**Records shown**
Start of Block
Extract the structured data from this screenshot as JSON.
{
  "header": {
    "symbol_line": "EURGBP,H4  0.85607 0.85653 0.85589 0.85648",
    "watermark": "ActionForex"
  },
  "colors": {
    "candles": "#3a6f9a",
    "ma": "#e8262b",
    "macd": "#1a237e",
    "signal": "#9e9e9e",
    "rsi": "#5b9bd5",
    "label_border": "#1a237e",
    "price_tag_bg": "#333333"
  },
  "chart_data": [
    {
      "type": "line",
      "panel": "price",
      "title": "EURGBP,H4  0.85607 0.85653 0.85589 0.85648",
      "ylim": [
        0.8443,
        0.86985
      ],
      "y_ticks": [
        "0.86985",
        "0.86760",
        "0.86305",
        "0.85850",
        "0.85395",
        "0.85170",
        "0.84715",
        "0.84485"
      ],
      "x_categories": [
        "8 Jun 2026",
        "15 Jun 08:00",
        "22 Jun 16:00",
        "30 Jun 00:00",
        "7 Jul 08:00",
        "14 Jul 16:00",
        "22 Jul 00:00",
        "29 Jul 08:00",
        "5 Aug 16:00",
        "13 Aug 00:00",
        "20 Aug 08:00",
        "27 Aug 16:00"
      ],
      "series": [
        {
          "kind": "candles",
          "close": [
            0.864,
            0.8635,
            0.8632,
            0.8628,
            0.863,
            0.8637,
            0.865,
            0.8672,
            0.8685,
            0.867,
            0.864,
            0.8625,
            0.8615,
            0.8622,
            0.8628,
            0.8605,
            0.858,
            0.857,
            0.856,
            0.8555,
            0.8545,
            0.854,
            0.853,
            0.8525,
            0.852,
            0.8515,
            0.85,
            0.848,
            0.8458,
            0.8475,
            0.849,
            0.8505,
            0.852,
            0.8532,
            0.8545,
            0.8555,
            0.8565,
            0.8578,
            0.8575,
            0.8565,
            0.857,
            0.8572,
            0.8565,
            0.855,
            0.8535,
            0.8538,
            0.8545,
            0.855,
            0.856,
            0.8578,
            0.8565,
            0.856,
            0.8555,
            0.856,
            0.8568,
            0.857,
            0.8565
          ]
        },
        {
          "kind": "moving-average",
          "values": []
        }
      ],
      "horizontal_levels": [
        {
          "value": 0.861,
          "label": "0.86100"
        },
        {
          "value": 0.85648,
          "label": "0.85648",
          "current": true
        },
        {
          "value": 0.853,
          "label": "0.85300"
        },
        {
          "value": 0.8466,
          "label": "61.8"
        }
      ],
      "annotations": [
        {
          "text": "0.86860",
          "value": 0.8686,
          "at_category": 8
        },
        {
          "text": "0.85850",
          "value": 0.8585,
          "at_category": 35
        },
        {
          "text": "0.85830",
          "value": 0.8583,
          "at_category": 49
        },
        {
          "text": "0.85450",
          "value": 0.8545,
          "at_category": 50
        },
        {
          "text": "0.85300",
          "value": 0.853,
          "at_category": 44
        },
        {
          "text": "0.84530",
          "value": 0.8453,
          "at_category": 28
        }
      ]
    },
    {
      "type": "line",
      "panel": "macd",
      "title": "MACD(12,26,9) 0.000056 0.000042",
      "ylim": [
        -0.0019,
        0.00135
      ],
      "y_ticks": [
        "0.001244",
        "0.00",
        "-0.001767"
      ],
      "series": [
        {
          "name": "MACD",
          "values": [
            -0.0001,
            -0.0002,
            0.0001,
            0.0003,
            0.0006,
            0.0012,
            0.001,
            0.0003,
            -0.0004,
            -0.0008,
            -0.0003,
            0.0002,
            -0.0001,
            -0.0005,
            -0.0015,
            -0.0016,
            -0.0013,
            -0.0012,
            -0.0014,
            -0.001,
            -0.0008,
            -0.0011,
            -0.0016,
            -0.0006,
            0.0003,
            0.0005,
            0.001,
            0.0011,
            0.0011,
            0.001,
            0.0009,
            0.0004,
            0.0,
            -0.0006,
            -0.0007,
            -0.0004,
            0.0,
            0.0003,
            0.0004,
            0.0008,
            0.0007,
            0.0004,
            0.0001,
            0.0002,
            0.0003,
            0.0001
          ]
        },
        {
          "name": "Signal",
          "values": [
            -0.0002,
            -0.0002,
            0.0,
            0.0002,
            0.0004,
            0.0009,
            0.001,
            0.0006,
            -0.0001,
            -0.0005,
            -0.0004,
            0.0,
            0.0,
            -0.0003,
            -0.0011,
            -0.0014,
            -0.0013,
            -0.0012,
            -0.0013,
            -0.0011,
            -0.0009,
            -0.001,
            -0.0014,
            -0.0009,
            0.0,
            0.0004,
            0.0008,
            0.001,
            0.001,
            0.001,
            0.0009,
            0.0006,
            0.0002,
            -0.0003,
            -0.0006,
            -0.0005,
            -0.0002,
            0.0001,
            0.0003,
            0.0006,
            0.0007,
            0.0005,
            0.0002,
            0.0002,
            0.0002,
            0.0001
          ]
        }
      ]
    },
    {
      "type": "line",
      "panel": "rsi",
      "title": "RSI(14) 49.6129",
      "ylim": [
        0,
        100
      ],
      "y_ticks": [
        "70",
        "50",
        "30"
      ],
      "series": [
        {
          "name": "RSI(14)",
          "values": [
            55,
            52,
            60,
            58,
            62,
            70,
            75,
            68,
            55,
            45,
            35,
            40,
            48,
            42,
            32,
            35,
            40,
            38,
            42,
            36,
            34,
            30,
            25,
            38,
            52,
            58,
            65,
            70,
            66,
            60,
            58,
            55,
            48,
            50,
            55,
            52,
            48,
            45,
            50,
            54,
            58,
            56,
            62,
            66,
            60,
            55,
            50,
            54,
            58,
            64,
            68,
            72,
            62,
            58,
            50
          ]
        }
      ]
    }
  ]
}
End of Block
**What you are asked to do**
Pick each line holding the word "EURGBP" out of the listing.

**Answer box**
    "symbol_line": "EURGBP,H4  0.85607 0.85653 0.85589 0.85648",
      "title": "EURGBP,H4  0.85607 0.85653 0.85589 0.85648",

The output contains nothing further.